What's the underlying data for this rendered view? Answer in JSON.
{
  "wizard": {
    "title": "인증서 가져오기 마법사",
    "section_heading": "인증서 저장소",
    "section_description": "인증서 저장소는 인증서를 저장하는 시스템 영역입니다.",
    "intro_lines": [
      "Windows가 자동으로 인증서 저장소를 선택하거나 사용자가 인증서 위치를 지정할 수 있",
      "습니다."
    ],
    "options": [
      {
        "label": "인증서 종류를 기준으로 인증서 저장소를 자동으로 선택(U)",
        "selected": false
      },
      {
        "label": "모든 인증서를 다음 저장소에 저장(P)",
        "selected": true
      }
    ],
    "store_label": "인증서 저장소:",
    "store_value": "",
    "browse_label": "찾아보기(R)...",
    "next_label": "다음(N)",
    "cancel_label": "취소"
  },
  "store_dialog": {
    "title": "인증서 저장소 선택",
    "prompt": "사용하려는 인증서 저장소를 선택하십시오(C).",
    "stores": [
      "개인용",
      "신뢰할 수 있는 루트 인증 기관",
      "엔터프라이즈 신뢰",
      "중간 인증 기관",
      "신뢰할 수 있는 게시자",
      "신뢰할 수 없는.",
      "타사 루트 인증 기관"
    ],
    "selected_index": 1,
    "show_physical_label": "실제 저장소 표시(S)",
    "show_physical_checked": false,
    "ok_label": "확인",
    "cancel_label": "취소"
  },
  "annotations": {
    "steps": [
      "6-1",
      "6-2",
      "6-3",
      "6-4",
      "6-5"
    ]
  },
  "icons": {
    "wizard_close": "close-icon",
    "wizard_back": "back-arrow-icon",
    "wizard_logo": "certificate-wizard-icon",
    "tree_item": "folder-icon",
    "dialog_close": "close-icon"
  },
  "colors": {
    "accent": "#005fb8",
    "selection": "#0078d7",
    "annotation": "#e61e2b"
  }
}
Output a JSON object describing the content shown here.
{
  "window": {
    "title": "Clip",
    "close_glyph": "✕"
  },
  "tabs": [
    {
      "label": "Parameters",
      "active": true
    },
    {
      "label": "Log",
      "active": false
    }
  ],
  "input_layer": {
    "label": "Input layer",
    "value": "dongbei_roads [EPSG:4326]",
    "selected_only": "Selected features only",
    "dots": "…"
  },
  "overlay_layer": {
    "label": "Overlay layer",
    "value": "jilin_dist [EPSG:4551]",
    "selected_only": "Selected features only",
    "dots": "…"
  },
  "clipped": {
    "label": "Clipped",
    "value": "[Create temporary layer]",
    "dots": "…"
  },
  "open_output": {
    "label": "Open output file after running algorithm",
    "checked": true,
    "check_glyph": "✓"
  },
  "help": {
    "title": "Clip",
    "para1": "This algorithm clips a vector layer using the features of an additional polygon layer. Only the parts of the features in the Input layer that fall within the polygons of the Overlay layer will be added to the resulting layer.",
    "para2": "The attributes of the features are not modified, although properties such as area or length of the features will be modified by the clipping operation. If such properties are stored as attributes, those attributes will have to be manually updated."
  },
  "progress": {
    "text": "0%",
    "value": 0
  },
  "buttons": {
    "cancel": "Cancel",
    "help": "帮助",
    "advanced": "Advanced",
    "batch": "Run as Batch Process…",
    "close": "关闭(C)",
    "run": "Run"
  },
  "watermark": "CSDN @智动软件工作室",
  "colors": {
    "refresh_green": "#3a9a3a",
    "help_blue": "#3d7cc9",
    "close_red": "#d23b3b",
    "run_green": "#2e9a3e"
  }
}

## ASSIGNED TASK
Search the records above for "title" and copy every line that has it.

## RESPONSE TO THE EXERCISE
    "title": "인증서 가져오기 마법사",
    "title": "인증서 저장소 선택",
    "title": "Clip",
    "title": "Clip",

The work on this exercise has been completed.